"Chopped and screwed" is a musical styling characterized by slowed-down samples. DJs incorporate a high degree of scratching, double-backed stanzas, high flange and filter, and completing structural segments by slowing playback down to a full stop. The slowed tracks allowed for a heavy emphasis on loops and choruses, and the introduction of a narrative lyrical format. While a chopped and screwed sample may include manual manipulation, the lyrics may copy the double-backed and looped nature of the sample by revisiting similar lyrical structures to precede new lyrical bars during what may be traditionally considered the verse.
The music gained popularity in Houston in the '90s due to its association with the the use of narcotics. Codeine in syrup form, also known as sizzurp or lean had an effect of slowing a subject's response time. The slowed music became a fitting accompaniment to the opiate-influenced lifestyle.
As much of the musical themes of chopped and screwed music are grim, gritty, and occasionally ethereal, so, too, are the lyrical themes. When not painting visual imagery specific to the sprawling urban landscape of Houston, Texas, and its peculiar hip hop car culture (sippin' lean, switchin' lanes, poppin' trunk, candy paint and wood grain), the narratives lean towards social alienation, death, and poverty. Much of this can be attributed to DJ Screw's own treatment of existing songs. One example is his treatment of the novelty song, "This is for the Convicts", from the group The Convicts.
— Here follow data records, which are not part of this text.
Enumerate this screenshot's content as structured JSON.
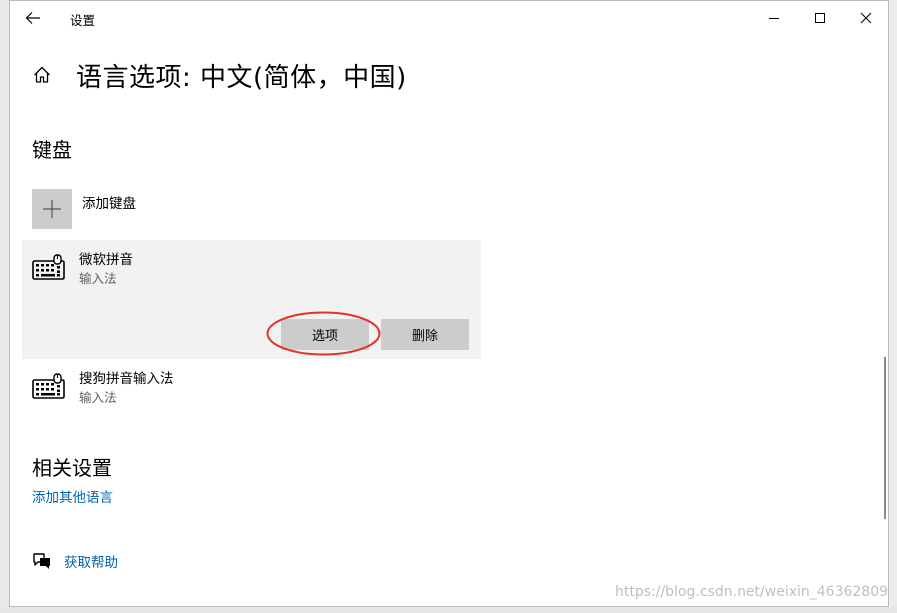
{
  "window": {
    "title": "设置"
  },
  "header": {
    "page_title": "语言选项: 中文(简体，中国)"
  },
  "keyboard_section": {
    "heading": "键盘",
    "add_keyboard_label": "添加键盘",
    "keyboards": [
      {
        "name": "微软拼音",
        "type": "输入法",
        "options_label": "选项",
        "delete_label": "删除"
      },
      {
        "name": "搜狗拼音输入法",
        "type": "输入法"
      }
    ]
  },
  "related_section": {
    "heading": "相关设置",
    "add_language_link": "添加其他语言"
  },
  "help": {
    "label": "获取帮助"
  },
  "watermark": "https://blog.csdn.net/weixin_46362809",
  "icons": {
    "back": "back-arrow-icon",
    "home": "home-icon",
    "minimize": "minimize-icon",
    "maximize": "maximize-icon",
    "close": "close-icon",
    "add": "plus-icon",
    "keyboard": "keyboard-icon",
    "help": "help-chat-icon"
  },
  "colors": {
    "accent_link": "#0063b1",
    "highlight_ellipse": "#e0332b",
    "button_bg": "#cccccc",
    "card_bg": "#f2f2f2"
  }
}
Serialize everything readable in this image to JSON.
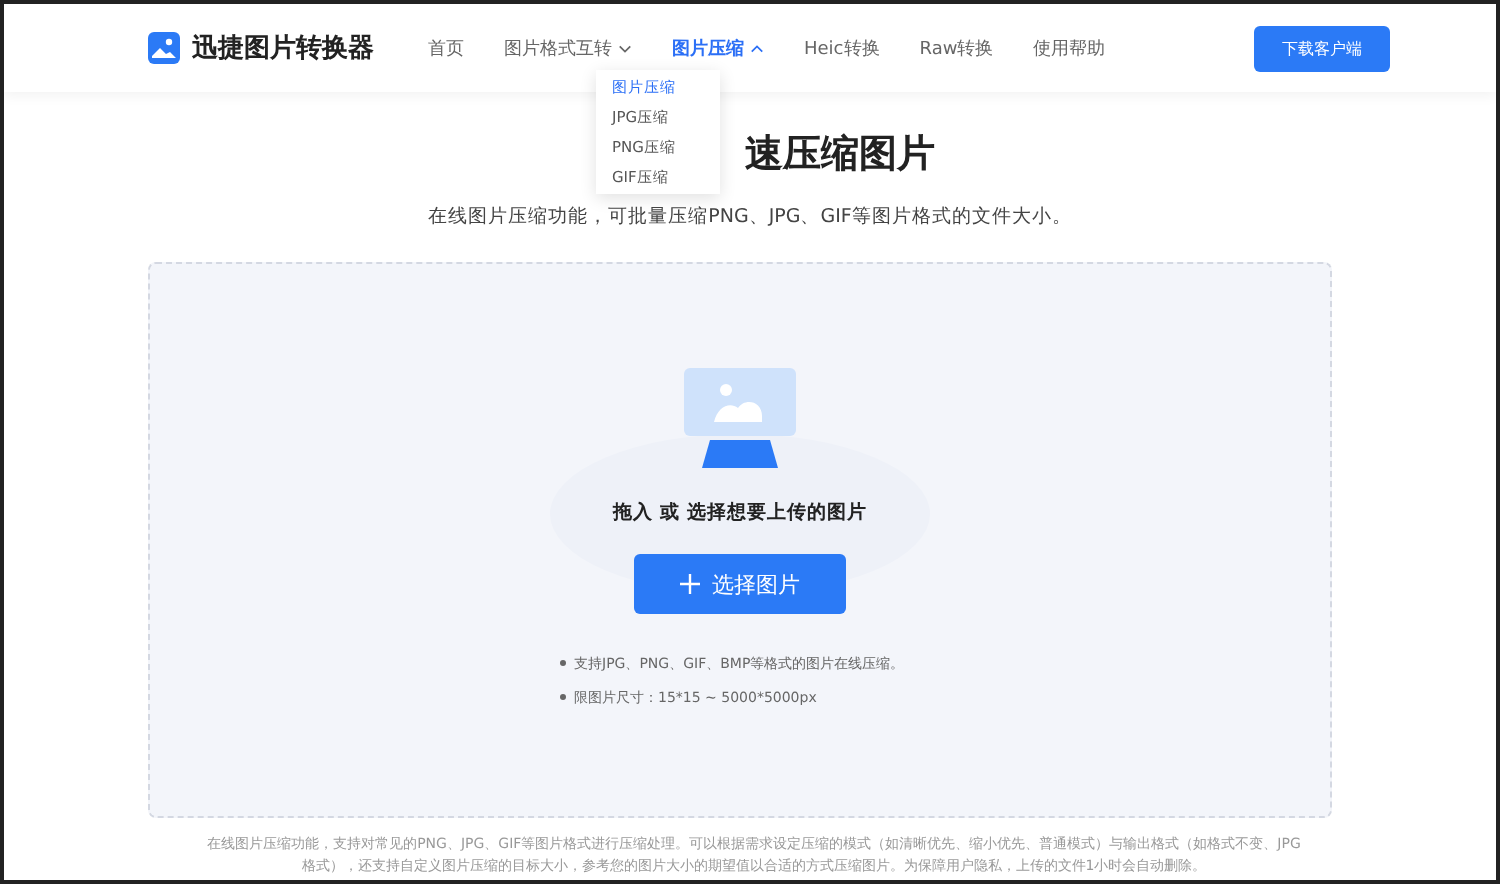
{
  "header": {
    "logo": "迅捷图片转换器",
    "nav": [
      {
        "label": "首页",
        "selected": false
      },
      {
        "label": "图片格式互转",
        "selected": false,
        "expanded": false
      },
      {
        "label": "图片压缩",
        "selected": true,
        "expanded": true
      },
      {
        "label": "Heic转换",
        "selected": false
      },
      {
        "label": "Raw转换",
        "selected": false
      },
      {
        "label": "使用帮助",
        "selected": false
      }
    ],
    "download_button": "下载客户端"
  },
  "dropdown": {
    "items": [
      {
        "label": "图片压缩",
        "selected": true
      },
      {
        "label": "JPG压缩",
        "selected": false
      },
      {
        "label": "PNG压缩",
        "selected": false
      },
      {
        "label": "GIF压缩",
        "selected": false
      }
    ]
  },
  "title": "速压缩图片",
  "subtitle": "在线图片压缩功能，可批量压缩PNG、JPG、GIF等图片格式的文件大小。",
  "upload": {
    "prompt": "拖入 或 选择想要上传的图片",
    "button": "选择图片",
    "notes": [
      "支持JPG、PNG、GIF、BMP等格式的图片在线压缩。",
      "限图片尺寸：15*15 ~ 5000*5000px"
    ]
  },
  "footer": "在线图片压缩功能，支持对常见的PNG、JPG、GIF等图片格式进行压缩处理。可以根据需求设定压缩的模式（如清晰优先、缩小优先、普通模式）与输出格式（如格式不变、JPG格式），还支持自定义图片压缩的目标大小，参考您的图片大小的期望值以合适的方式压缩图片。为保障用户隐私，上传的文件1小时会自动删除。"
}
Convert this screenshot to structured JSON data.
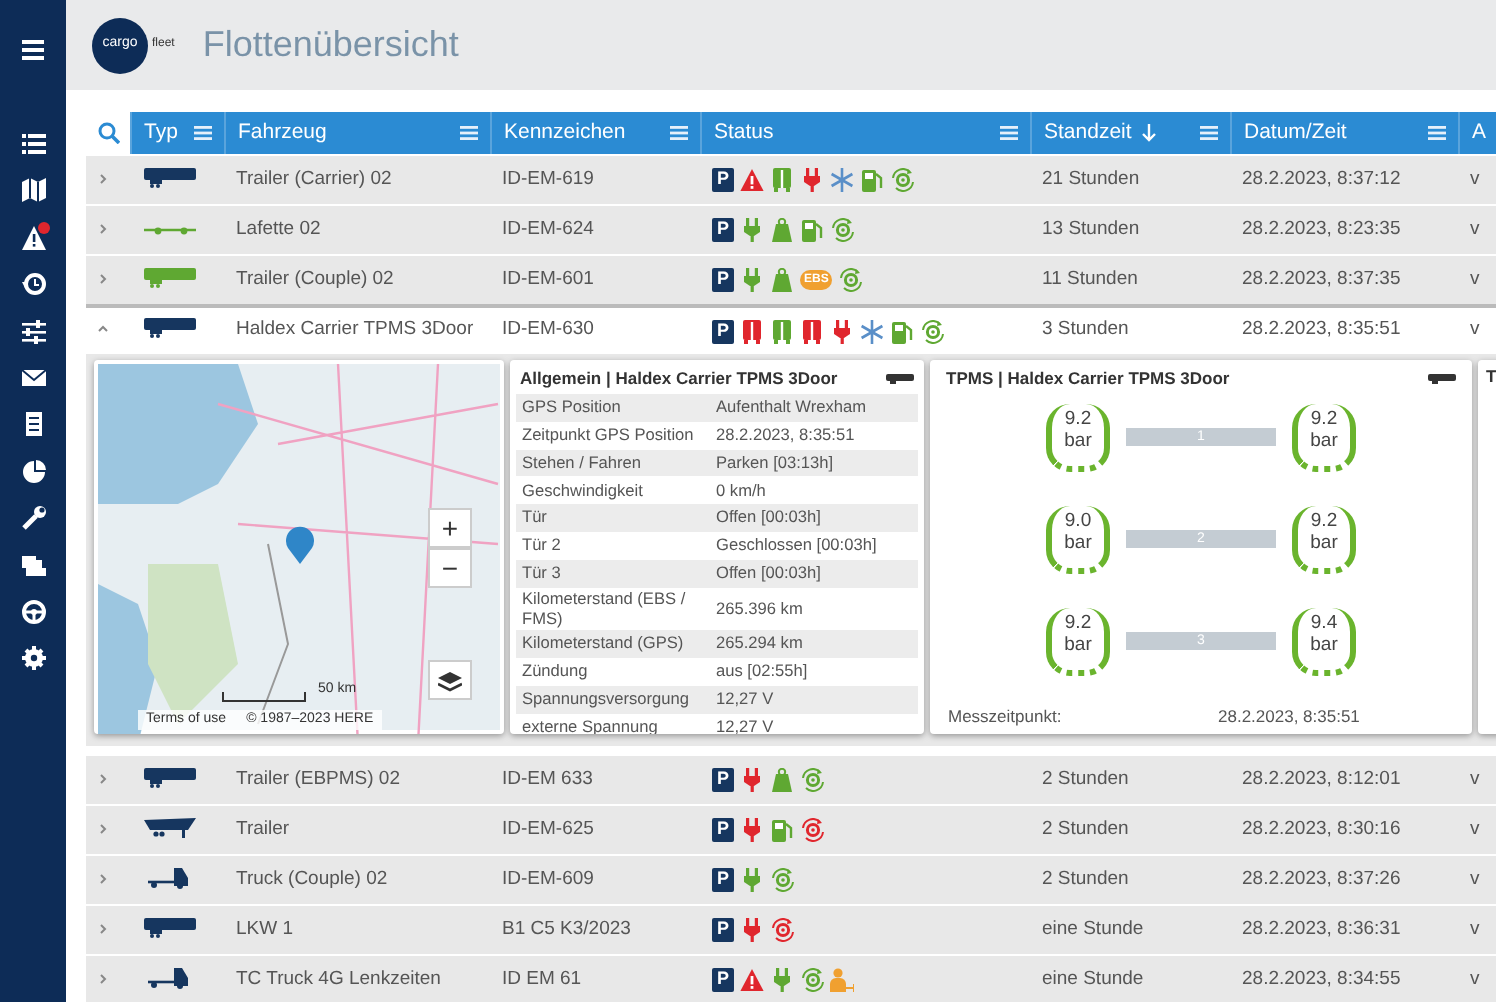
{
  "app": {
    "logo_text_1": "cargo",
    "logo_text_2": "fleet",
    "title": "Flottenübersicht"
  },
  "sidebar": [
    {
      "kind": "list",
      "notification": false
    },
    {
      "kind": "map",
      "notification": false
    },
    {
      "kind": "alert",
      "notification": true
    },
    {
      "kind": "history",
      "notification": false
    },
    {
      "kind": "sliders",
      "notification": false
    },
    {
      "kind": "mail",
      "notification": false
    },
    {
      "kind": "document",
      "notification": false
    },
    {
      "kind": "chart",
      "notification": false
    },
    {
      "kind": "wrench",
      "notification": false
    },
    {
      "kind": "trucks",
      "notification": false
    },
    {
      "kind": "wheel",
      "notification": false
    },
    {
      "kind": "settings",
      "notification": false
    }
  ],
  "table": {
    "columns": [
      {
        "label": "Typ",
        "sorted": false
      },
      {
        "label": "Fahrzeug",
        "sorted": false
      },
      {
        "label": "Kennzeichen",
        "sorted": false
      },
      {
        "label": "Status",
        "sorted": false
      },
      {
        "label": "Standzeit",
        "sorted": true
      },
      {
        "label": "Datum/Zeit",
        "sorted": false
      },
      {
        "label": "A",
        "sorted": false
      }
    ],
    "rows": [
      {
        "expanded": false,
        "vehicle": {
          "kind": "trailer",
          "color": "#16365f"
        },
        "name": "Trailer (Carrier) 02",
        "plate": "ID-EM-619",
        "status": [
          {
            "kind": "parking",
            "label": "P"
          },
          {
            "kind": "warning",
            "color": "#e0262d"
          },
          {
            "kind": "door",
            "color": "#5fa832"
          },
          {
            "kind": "plug",
            "color": "#e0262d"
          },
          {
            "kind": "snow",
            "color": "#5a8fc8"
          },
          {
            "kind": "fuel",
            "color": "#5fa832"
          },
          {
            "kind": "tire",
            "color": "#5fa832"
          }
        ],
        "standzeit": "21 Stunden",
        "datetime": "28.2.2023, 8:37:12",
        "column_8": "v"
      },
      {
        "expanded": false,
        "vehicle": {
          "kind": "flatbed",
          "color": "#5fa832"
        },
        "name": "Lafette 02",
        "plate": "ID-EM-624",
        "status": [
          {
            "kind": "parking",
            "label": "P"
          },
          {
            "kind": "plug",
            "color": "#5fa832"
          },
          {
            "kind": "weight",
            "color": "#5fa832"
          },
          {
            "kind": "fuel",
            "color": "#5fa832"
          },
          {
            "kind": "tire",
            "color": "#5fa832"
          }
        ],
        "standzeit": "13 Stunden",
        "datetime": "28.2.2023, 8:23:35",
        "column_8": "v"
      },
      {
        "expanded": false,
        "vehicle": {
          "kind": "trailer",
          "color": "#5fa832"
        },
        "name": "Trailer (Couple) 02",
        "plate": "ID-EM-601",
        "status": [
          {
            "kind": "parking",
            "label": "P"
          },
          {
            "kind": "plug",
            "color": "#5fa832"
          },
          {
            "kind": "weight",
            "color": "#5fa832"
          },
          {
            "kind": "ebs",
            "label": "EBS",
            "color": "#f0a030"
          },
          {
            "kind": "tire",
            "color": "#5fa832"
          }
        ],
        "standzeit": "11 Stunden",
        "datetime": "28.2.2023, 8:37:35",
        "column_8": "v"
      },
      {
        "expanded": true,
        "vehicle": {
          "kind": "trailer",
          "color": "#16365f"
        },
        "name": "Haldex Carrier TPMS 3Door",
        "plate": "ID-EM-630",
        "status": [
          {
            "kind": "parking",
            "label": "P"
          },
          {
            "kind": "door",
            "color": "#e0262d"
          },
          {
            "kind": "door",
            "color": "#5fa832"
          },
          {
            "kind": "door",
            "color": "#e0262d"
          },
          {
            "kind": "plug",
            "color": "#e0262d"
          },
          {
            "kind": "snow",
            "color": "#5a8fc8"
          },
          {
            "kind": "fuel",
            "color": "#5fa832"
          },
          {
            "kind": "tire",
            "color": "#5fa832"
          }
        ],
        "standzeit": "3 Stunden",
        "datetime": "28.2.2023, 8:35:51",
        "column_8": "v"
      },
      {
        "expanded": false,
        "vehicle": {
          "kind": "trailer",
          "color": "#16365f"
        },
        "name": "Trailer (EBPMS) 02",
        "plate": "ID-EM 633",
        "status": [
          {
            "kind": "parking",
            "label": "P"
          },
          {
            "kind": "plug",
            "color": "#e0262d"
          },
          {
            "kind": "weight",
            "color": "#5fa832"
          },
          {
            "kind": "tire",
            "color": "#5fa832"
          }
        ],
        "standzeit": "2 Stunden",
        "datetime": "28.2.2023, 8:12:01",
        "column_8": "v"
      },
      {
        "expanded": false,
        "vehicle": {
          "kind": "tipper",
          "color": "#16365f"
        },
        "name": "Trailer",
        "plate": "ID-EM-625",
        "status": [
          {
            "kind": "parking",
            "label": "P"
          },
          {
            "kind": "plug",
            "color": "#e0262d"
          },
          {
            "kind": "fuel",
            "color": "#5fa832"
          },
          {
            "kind": "tire",
            "color": "#e0262d"
          }
        ],
        "standzeit": "2 Stunden",
        "datetime": "28.2.2023, 8:30:16",
        "column_8": "v"
      },
      {
        "expanded": false,
        "vehicle": {
          "kind": "truck",
          "color": "#16365f"
        },
        "name": "Truck (Couple) 02",
        "plate": "ID-EM-609",
        "status": [
          {
            "kind": "parking",
            "label": "P"
          },
          {
            "kind": "plug",
            "color": "#5fa832"
          },
          {
            "kind": "tire",
            "color": "#5fa832"
          }
        ],
        "standzeit": "2 Stunden",
        "datetime": "28.2.2023, 8:37:26",
        "column_8": "v"
      },
      {
        "expanded": false,
        "vehicle": {
          "kind": "trailer",
          "color": "#16365f"
        },
        "name": "LKW 1",
        "plate": "B1 C5 K3/2023",
        "status": [
          {
            "kind": "parking",
            "label": "P"
          },
          {
            "kind": "plug",
            "color": "#e0262d"
          },
          {
            "kind": "tire",
            "color": "#e0262d"
          }
        ],
        "standzeit": "eine Stunde",
        "datetime": "28.2.2023, 8:36:31",
        "column_8": "v"
      },
      {
        "expanded": false,
        "vehicle": {
          "kind": "truck",
          "color": "#16365f"
        },
        "name": "TC Truck 4G Lenkzeiten",
        "plate": "ID EM 61",
        "status": [
          {
            "kind": "parking",
            "label": "P"
          },
          {
            "kind": "warning",
            "color": "#e0262d"
          },
          {
            "kind": "plug",
            "color": "#5fa832"
          },
          {
            "kind": "tire",
            "color": "#5fa832"
          },
          {
            "kind": "driver",
            "color": "#f0a030"
          }
        ],
        "standzeit": "eine Stunde",
        "datetime": "28.2.2023, 8:34:55",
        "column_8": "v"
      }
    ],
    "detail_panel": {
      "map": {
        "zoom_in": "+",
        "zoom_out": "−",
        "scale": "50 km",
        "terms": "Terms of use",
        "copyright": "© 1987–2023 HERE"
      },
      "general": {
        "title": "Allgemein | Haldex Carrier TPMS 3Door",
        "rows": [
          {
            "key": "GPS Position",
            "value": "Aufenthalt Wrexham"
          },
          {
            "key": "Zeitpunkt GPS Position",
            "value": "28.2.2023, 8:35:51"
          },
          {
            "key": "Stehen / Fahren",
            "value": "Parken [03:13h]"
          },
          {
            "key": "Geschwindigkeit",
            "value": "0 km/h"
          },
          {
            "key": "Tür",
            "value": "Offen [00:03h]"
          },
          {
            "key": "Tür 2",
            "value": "Geschlossen [00:03h]"
          },
          {
            "key": "Tür 3",
            "value": "Offen [00:03h]"
          },
          {
            "key": "Kilometerstand (EBS / FMS)",
            "value": "265.396 km"
          },
          {
            "key": "Kilometerstand (GPS)",
            "value": "265.294 km"
          },
          {
            "key": "Zündung",
            "value": "aus [02:55h]"
          },
          {
            "key": "Spannungsversorgung",
            "value": "12,27 V"
          },
          {
            "key": "externe Spannung",
            "value": "12,27 V"
          }
        ]
      },
      "tpms": {
        "title": "TPMS | Haldex Carrier TPMS 3Door",
        "axles": [
          {
            "label": "1",
            "left": {
              "value": "9.2",
              "unit": "bar"
            },
            "right": {
              "value": "9.2",
              "unit": "bar"
            }
          },
          {
            "label": "2",
            "left": {
              "value": "9.0",
              "unit": "bar"
            },
            "right": {
              "value": "9.2",
              "unit": "bar"
            }
          },
          {
            "label": "3",
            "left": {
              "value": "9.2",
              "unit": "bar"
            },
            "right": {
              "value": "9.4",
              "unit": "bar"
            }
          }
        ],
        "timestamp_label": "Messzeitpunkt:",
        "timestamp": "28.2.2023, 8:35:51"
      },
      "next_card": {
        "title": "T"
      }
    }
  }
}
A light-hearted musical introduction, punctuated by laughter, is transformed into a slow-paced, painful rumination on incarceration.
The same themes can be observed with another DJ Screw classic, "My Mind Went Blank". A remix of the more upbeat version from Houston group Point Blank, Screw's rendition explores the graphic lyrics by accompanying it with a heavier and bleaker musical backdrop.
Musical Output Edit
DJ Screw is known for his vast musical output. His independently released mixtapes, known popularly as "screw tapes", number to nearly 250. These include remixes of UGK, the Notorious BIG, Ice Cube, Tupac, and Bone Thugz and Harmony, just to name a few. These were all created between 1994 and 1999. A number of studio albums were also released through Big Tyme Records.
DJ Screw died from a drug overdose in November of 2000. Coroner reports confirmed a combination of codeine, valium, and PCP in his blood stream. Conspiracy theories among devoted fans suggest that his death may have been an act of foul play, since his habitual drug use suggests he would know his limits. PCP has allegedly been used in foul play in hip hop before. For instance, Texas rapper Big Lurch claims that he was intentionally overdosed on PCP by his friends in the hours leading up to a murder for which he was convicted.
After Davis' death, the chopped and screwed mantle was assumed by DJ Michael "5000" Watts, and his Swishahouse label. This record label released artists such as Trae tha Truth, Paul Wall, and Mike Jones -- all of whom heavily referenced DJ Screw. The mainstream popularity of Houston rap in the mid '00s led to a DJ Screw revival, with much of his independently released work finding new distribution outlets. Chopped and screwed continues to play an important role in the musical output of southern hip hop artists, and most artists, regardless of their origins, will generally receive a chopped and screwed mixtape treatment.